- A powerful GDPR and PII management console with an intuitive workflow
- Rapid and seamless response to data subject access requests
- Control across all data types within a single platform (email, files, IM, social media, SMS, etc.)
- Unparalleled scalability into the multi-petabyte range
- Dark data penetration through powerful OCR and A/V transcription engines
How our GDPR Compliance Solution helps Microsoft Office 365.
If your organization is utilizing Microsoft Office 365, it has shortcomings that can compromise GDPR compliance. Fortunately, PCAS O-Bridge, our new Microsoft Office 365 bridge application, is the complementary solution to address GDPR compliance gaps. It is a transformative technology with bi-directional integration between the PCAS archive and Microsoft Office 365. This integration now provides PCAS 1.0 customers with an unprecedented layer of security and corporate communication oversight.
PCAS O-Bridge for Microsoft Office 365 is the only archiving solution that provides a single platform to compliantly delete offending items from both the archive repository as well as Microsoft Office 365, unlike competitive solutions which only enable you to take action upon the archive repository.
Contact Unified Global Archiving to create your GDPR Compliance Solution.
Give Unified Global Archiving a call today to discuss our GDPR Compliance Solution, schedule a demo of our solution and learn how we can help your organization become GDPR ready by May 2018.
* The General Data Protection Regulation (GDPR) (Regulation (EU 2016/679)) is a regulation by which the European Parliament, the Council of the European Union, and the European Commission intend to strengthen and unify data protection for all individuals within the European Union (EU). It also addresses the export of personal data outside the EU.
The GDPR aims primarily to give control back to citizens and residents over their personal data and to simplify the regulatory environment for international business by unifying the regulation within the EU. When the GDPR takes effect, it will replace the data protection directive (officially Directive 95/46/EC) of 1995. The regulation was adopted on 27 April 2016. It becomes enforceable from 25 May 2018 after a two-year transition period and, unlike a directive, it does not require national governments to pass any enabling legislation, and is thus directly binding and applicable.

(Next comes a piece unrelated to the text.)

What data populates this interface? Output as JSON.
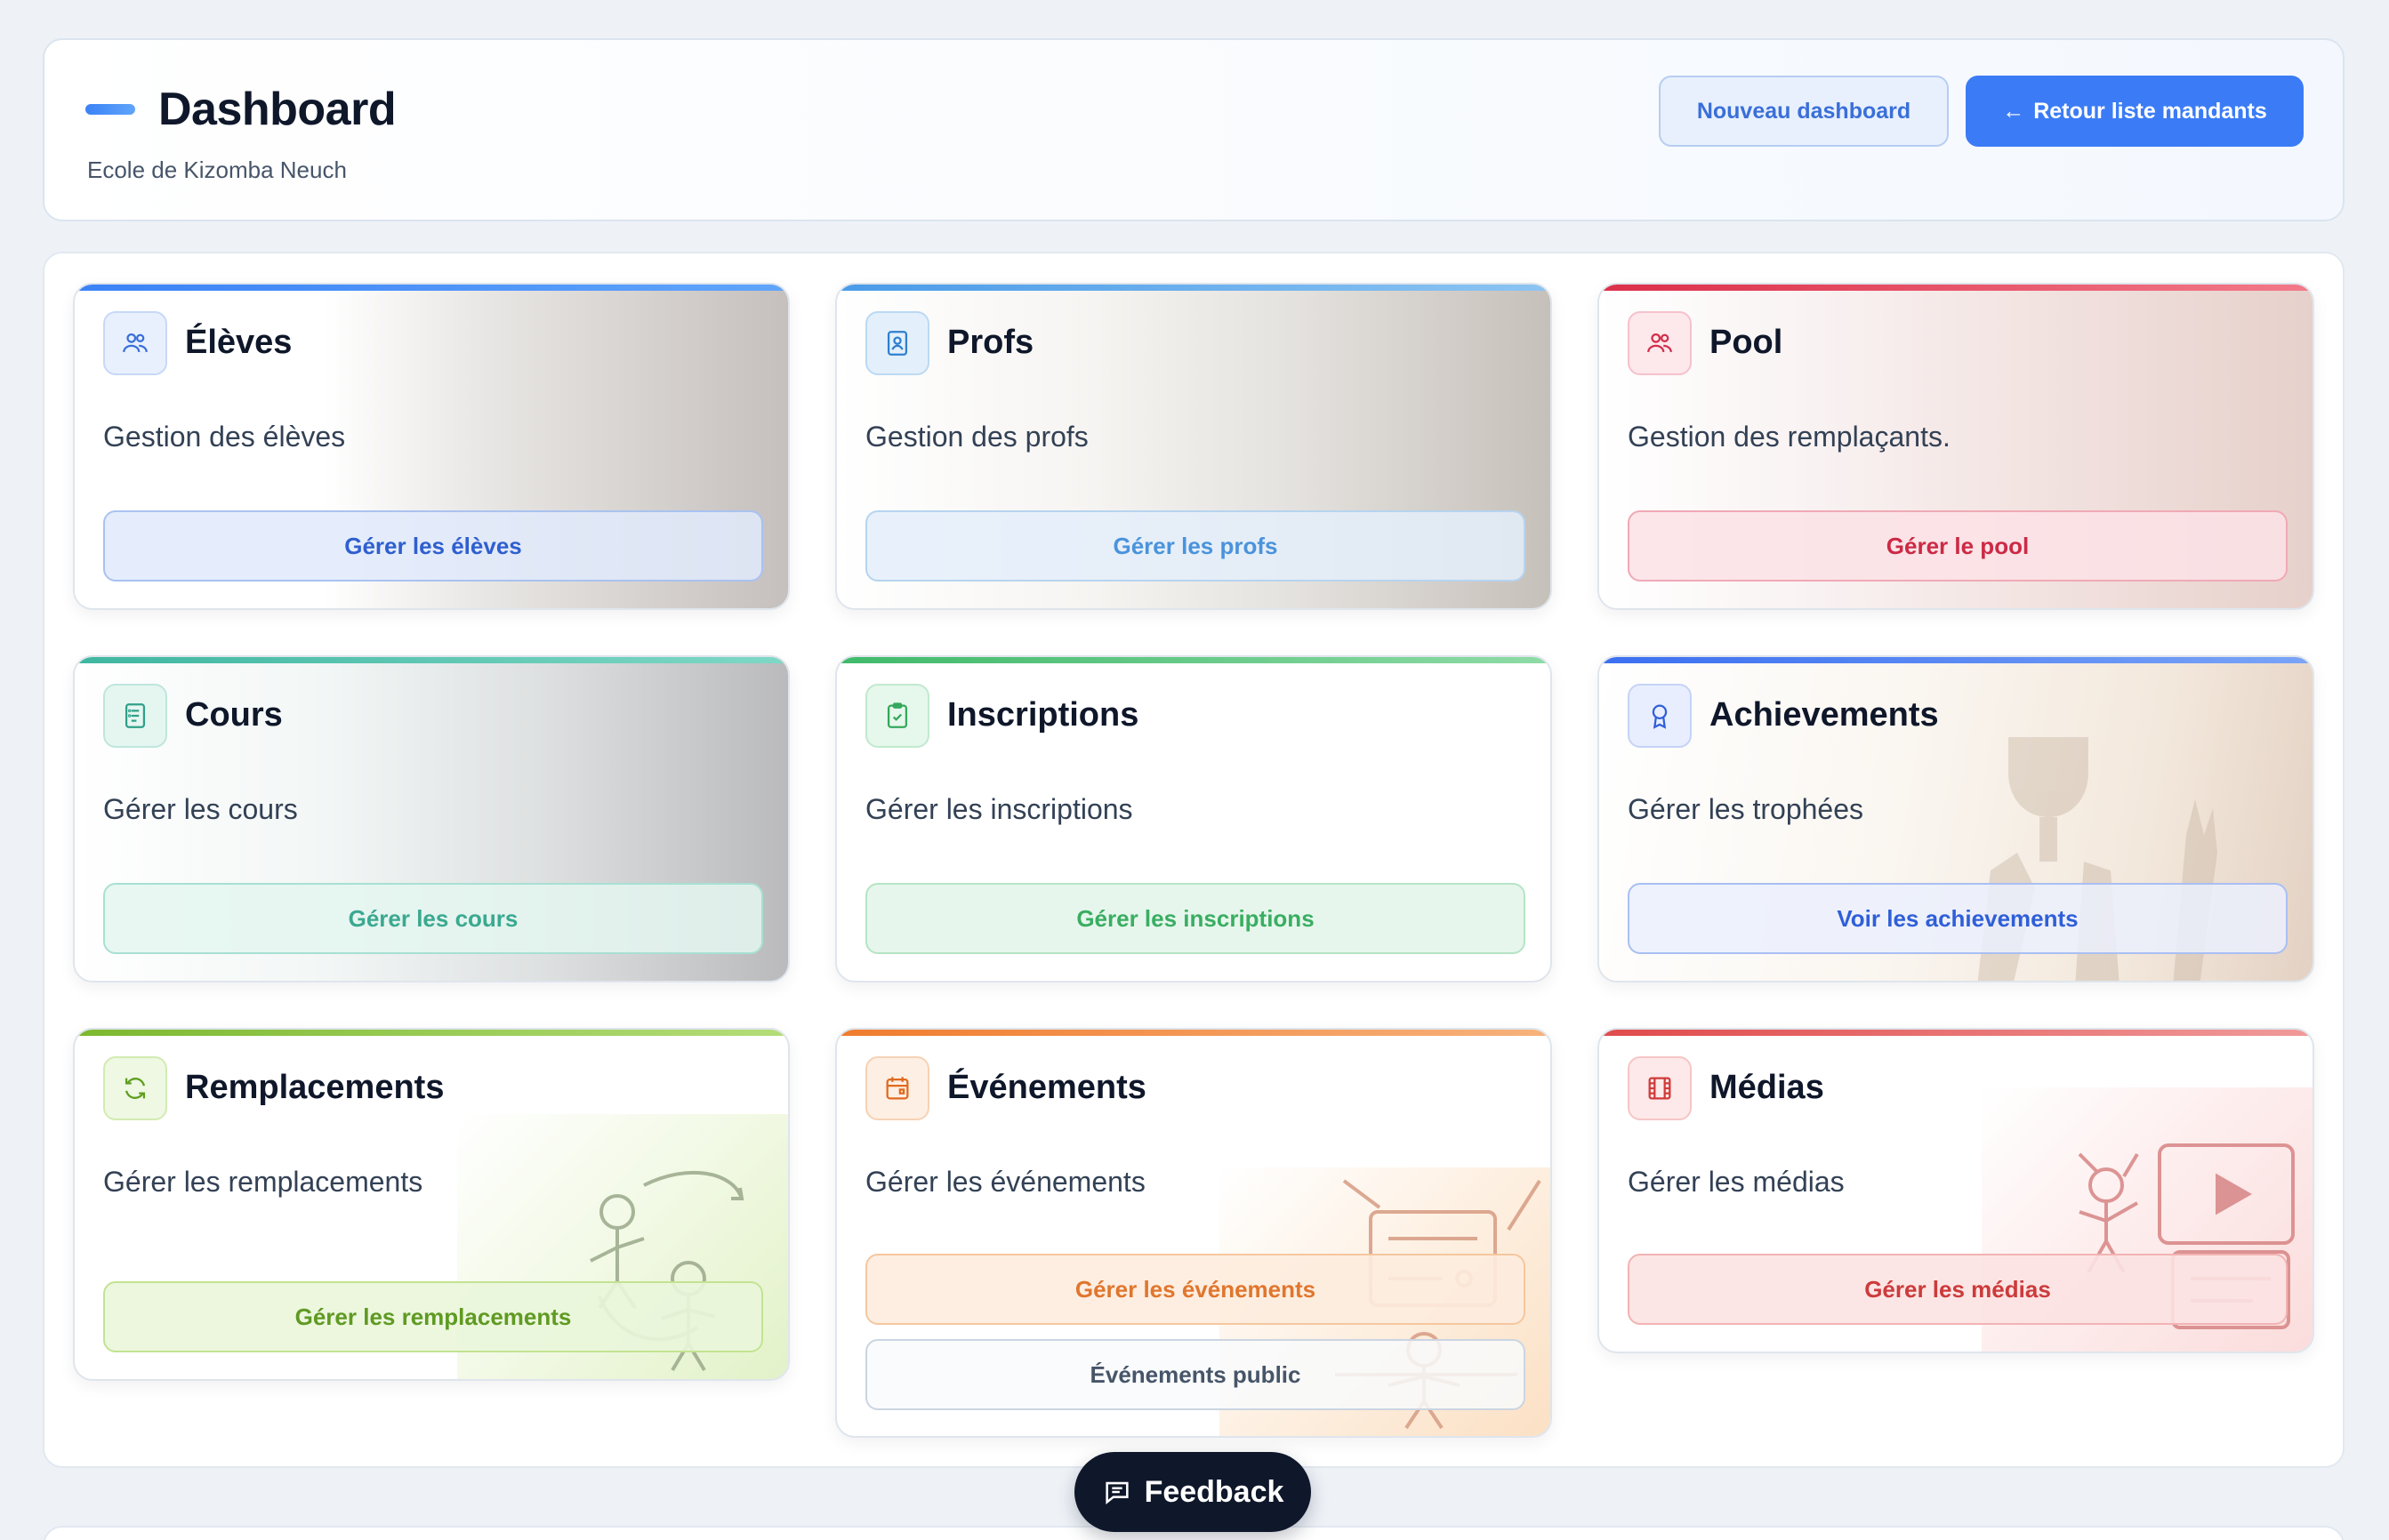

The regulation applies if the data controller (an organization that collects data from EU residents) or processor (an organization that processes data on behalf of data controller e.g. cloud service providers), or the data subject (person) is based in the EU. Furthermore, the regulation also applies to organizations based outside the European Union if they collect or process personal data of EU residents. According to the European Commission "personal data is any information relating to an individual, whether it relates to his or her private, professional or public life. It can be anything from a name, a home address, a photo, an email address, bank details, posts on social networking websites, medical information, or a computer’s IP address."
The EU’s new General Data Protection Regulation [GDPR] legislation was approved and adopted in April 2016. It is designed to simply protect the privacy rights of all EU citizens. However, the significant global implications it carries are far from simple. Almost every type of business, location, and vertical will be affected. GDPR doesn’t just apply to companies in the European Union; organizations outside of the EU, which are targeting consumers in the EU, or have customers in the EU, are subject to the regulation.
This new legislation, a marked evolution in the regulatory pursuit of privacy protection, is a complex and layered framework that demands a compliance ecosystem with evolved capabilities around security, privacy, and governance. Fundamentally, all organizations that store and process EU citizens’ data must obtain consent to do so and most importantly, have the capability to respond to subject access requests.